═════ Record set

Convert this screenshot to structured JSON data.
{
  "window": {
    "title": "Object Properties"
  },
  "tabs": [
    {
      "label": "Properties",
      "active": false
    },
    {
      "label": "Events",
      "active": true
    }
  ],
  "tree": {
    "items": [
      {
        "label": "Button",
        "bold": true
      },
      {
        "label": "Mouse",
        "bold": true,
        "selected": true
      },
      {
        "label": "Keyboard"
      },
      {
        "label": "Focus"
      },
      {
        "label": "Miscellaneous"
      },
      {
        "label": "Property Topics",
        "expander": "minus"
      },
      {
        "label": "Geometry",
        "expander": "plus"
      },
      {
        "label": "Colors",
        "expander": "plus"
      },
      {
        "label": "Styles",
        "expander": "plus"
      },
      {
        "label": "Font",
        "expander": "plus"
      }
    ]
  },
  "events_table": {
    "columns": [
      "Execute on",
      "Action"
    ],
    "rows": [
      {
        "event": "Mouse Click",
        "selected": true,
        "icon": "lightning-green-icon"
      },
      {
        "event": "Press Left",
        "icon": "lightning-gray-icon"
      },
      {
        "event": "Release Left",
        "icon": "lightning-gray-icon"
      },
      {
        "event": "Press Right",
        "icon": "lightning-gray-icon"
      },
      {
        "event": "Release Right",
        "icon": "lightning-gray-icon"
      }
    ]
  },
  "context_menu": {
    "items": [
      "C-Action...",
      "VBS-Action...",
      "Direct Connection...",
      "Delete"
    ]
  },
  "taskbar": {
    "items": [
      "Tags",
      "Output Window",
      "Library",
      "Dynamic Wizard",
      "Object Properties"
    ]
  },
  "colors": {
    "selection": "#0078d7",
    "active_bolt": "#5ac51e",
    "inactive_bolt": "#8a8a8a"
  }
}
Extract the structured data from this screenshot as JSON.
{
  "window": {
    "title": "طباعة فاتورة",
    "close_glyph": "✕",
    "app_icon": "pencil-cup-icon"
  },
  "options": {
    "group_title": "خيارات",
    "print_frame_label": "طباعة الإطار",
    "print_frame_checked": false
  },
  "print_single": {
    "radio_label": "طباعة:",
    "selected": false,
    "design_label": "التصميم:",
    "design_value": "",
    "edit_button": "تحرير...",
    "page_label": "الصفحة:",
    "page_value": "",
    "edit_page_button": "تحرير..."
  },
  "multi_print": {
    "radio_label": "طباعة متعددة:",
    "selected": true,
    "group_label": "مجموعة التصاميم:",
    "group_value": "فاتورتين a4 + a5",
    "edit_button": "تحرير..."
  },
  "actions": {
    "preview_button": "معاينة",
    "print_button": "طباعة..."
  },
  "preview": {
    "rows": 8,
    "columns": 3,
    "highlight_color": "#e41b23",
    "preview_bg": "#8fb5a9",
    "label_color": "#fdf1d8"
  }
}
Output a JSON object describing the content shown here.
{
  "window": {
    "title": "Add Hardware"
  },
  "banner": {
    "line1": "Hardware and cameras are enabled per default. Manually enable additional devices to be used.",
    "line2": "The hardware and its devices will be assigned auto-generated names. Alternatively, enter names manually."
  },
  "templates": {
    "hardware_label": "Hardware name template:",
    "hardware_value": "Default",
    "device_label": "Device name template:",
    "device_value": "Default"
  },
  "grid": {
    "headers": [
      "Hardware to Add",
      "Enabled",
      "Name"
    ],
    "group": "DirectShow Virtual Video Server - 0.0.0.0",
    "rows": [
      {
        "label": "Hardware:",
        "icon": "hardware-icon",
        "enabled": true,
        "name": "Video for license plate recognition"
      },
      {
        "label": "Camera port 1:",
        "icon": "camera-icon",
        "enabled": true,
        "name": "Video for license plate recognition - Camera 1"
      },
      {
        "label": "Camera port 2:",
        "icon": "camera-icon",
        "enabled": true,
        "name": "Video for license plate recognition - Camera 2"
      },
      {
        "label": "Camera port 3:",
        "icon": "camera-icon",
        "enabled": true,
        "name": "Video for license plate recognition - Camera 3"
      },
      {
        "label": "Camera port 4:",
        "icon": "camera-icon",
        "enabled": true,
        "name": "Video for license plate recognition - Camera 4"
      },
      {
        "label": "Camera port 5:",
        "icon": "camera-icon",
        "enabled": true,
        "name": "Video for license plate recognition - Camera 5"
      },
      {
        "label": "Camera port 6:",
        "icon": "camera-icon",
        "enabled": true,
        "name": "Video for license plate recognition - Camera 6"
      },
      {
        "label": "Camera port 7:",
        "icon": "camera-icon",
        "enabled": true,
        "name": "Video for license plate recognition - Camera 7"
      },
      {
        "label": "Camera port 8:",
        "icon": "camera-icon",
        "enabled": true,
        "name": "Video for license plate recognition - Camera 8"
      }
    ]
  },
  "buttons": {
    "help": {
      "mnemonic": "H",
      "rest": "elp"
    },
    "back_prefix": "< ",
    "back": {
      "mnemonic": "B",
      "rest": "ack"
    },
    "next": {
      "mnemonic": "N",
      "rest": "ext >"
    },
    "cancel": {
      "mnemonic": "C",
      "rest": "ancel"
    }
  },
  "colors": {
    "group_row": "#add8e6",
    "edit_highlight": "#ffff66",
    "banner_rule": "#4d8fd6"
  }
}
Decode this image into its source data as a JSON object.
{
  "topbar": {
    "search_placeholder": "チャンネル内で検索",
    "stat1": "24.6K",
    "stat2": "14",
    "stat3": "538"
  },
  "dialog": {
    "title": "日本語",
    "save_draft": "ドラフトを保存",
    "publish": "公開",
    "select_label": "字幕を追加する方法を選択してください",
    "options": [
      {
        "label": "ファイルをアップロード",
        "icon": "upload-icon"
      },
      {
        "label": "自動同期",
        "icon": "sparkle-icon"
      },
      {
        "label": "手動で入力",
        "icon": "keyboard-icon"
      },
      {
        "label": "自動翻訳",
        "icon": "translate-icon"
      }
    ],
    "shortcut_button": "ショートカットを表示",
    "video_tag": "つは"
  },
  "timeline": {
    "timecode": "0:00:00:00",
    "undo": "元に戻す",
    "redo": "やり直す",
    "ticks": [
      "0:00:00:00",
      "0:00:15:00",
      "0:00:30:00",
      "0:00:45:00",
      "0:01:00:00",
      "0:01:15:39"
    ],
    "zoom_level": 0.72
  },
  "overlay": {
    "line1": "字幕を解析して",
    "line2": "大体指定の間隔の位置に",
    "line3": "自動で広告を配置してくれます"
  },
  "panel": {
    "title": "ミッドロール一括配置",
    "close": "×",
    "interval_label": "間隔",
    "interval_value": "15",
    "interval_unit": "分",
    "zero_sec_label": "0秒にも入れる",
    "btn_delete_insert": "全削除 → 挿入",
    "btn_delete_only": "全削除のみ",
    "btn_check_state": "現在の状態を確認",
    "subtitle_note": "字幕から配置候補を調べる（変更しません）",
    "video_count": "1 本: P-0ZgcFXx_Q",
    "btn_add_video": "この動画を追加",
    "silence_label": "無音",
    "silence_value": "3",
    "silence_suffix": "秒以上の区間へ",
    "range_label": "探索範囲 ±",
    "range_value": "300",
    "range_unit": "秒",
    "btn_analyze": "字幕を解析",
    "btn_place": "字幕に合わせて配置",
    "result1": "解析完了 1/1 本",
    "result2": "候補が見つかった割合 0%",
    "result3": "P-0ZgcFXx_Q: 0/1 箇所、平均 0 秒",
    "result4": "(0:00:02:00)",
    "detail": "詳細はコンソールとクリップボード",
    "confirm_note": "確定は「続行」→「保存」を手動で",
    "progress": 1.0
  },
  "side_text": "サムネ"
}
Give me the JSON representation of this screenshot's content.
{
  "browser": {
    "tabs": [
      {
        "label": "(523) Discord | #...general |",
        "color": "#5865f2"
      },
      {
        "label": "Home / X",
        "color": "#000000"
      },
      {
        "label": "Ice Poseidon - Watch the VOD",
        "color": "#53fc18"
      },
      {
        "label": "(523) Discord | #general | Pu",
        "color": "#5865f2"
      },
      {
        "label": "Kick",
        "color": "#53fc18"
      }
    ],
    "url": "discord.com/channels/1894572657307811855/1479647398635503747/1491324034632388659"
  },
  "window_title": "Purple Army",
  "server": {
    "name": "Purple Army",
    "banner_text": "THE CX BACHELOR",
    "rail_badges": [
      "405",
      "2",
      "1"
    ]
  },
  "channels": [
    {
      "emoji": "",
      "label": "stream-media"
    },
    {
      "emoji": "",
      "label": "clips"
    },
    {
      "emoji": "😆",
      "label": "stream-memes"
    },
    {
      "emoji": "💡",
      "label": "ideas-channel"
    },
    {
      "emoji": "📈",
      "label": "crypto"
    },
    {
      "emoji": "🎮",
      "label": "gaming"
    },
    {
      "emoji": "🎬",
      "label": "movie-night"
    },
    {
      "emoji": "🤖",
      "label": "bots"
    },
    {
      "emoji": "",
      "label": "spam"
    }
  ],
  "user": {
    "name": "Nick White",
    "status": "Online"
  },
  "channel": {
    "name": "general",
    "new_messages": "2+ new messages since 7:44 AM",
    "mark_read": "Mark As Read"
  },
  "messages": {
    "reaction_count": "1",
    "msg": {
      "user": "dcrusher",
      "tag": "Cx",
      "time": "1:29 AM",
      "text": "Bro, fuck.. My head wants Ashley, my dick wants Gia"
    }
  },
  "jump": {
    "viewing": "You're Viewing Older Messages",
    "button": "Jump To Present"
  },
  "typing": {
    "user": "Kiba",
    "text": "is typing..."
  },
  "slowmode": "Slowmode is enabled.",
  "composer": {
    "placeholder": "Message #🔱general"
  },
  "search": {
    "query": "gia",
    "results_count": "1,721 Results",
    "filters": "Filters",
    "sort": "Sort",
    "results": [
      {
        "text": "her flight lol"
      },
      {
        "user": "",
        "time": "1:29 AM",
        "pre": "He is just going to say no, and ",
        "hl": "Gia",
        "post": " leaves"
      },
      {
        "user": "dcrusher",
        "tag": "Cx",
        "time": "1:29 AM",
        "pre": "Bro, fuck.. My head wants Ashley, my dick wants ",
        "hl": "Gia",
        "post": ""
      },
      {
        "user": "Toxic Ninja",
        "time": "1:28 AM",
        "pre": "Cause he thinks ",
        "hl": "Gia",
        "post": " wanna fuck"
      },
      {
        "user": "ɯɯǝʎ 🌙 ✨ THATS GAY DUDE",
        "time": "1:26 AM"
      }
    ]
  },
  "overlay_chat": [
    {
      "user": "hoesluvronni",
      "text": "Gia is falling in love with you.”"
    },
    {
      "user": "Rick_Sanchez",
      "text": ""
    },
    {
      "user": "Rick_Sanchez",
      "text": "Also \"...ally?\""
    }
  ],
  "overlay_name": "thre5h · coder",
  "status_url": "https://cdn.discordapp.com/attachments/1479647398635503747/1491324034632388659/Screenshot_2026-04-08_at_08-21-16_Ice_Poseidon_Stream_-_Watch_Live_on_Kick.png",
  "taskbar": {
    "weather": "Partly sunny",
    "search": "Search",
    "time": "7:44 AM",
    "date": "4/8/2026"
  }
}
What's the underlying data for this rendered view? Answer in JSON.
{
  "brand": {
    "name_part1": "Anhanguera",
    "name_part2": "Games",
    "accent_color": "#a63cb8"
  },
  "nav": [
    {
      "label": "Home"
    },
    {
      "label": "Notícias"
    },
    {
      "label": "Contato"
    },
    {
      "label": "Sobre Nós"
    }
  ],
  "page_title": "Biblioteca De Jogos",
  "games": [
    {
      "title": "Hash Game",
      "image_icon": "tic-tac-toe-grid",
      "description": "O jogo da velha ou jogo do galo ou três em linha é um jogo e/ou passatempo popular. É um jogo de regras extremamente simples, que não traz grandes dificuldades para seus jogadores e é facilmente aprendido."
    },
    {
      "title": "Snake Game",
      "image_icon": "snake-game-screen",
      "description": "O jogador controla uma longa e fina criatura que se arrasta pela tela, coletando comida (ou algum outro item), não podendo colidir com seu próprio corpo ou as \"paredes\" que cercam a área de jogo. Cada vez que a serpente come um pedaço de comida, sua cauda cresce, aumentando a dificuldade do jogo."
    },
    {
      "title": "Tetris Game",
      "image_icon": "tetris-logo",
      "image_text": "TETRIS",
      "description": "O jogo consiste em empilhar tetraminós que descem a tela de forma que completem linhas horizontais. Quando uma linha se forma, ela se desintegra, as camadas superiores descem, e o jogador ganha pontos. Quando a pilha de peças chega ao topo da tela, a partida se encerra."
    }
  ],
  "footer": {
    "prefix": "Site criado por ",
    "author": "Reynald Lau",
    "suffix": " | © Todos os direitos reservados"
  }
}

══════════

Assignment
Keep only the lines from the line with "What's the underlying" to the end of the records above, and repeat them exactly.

Completed exercise
What's the underlying data for this rendered view? Answer in JSON.
{
  "brand": {
    "name_part1": "Anhanguera",
    "name_part2": "Games",
    "accent_color": "#a63cb8"
  },
  "nav": [
    {
      "label": "Home"
    },
    {
      "label": "Notícias"
    },
    {
      "label": "Contato"
    },
    {
      "label": "Sobre Nós"
    }
  ],
  "page_title": "Biblioteca De Jogos",
  "games": [
    {
      "title": "Hash Game",
      "image_icon": "tic-tac-toe-grid",
      "description": "O jogo da velha ou jogo do galo ou três em linha é um jogo e/ou passatempo popular. É um jogo de regras extremamente simples, que não traz grandes dificuldades para seus jogadores e é facilmente aprendido."
    },
    {
      "title": "Snake Game",
      "image_icon": "snake-game-screen",
      "description": "O jogador controla uma longa e fina criatura que se arrasta pela tela, coletando comida (ou algum outro item), não podendo colidir com seu próprio corpo ou as \"paredes\" que cercam a área de jogo. Cada vez que a serpente come um pedaço de comida, sua cauda cresce, aumentando a dificuldade do jogo."
    },
    {
      "title": "Tetris Game",
      "image_icon": "tetris-logo",
      "image_text": "TETRIS",
      "description": "O jogo consiste em empilhar tetraminós que descem a tela de forma que completem linhas horizontais. Quando uma linha se forma, ela se desintegra, as camadas superiores descem, e o jogador ganha pontos. Quando a pilha de peças chega ao topo da tela, a partida se encerra."
    }
  ],
  "footer": {
    "prefix": "Site criado por ",
    "author": "Reynald Lau",
    "suffix": " | © Todos os direitos reservados"
  }
}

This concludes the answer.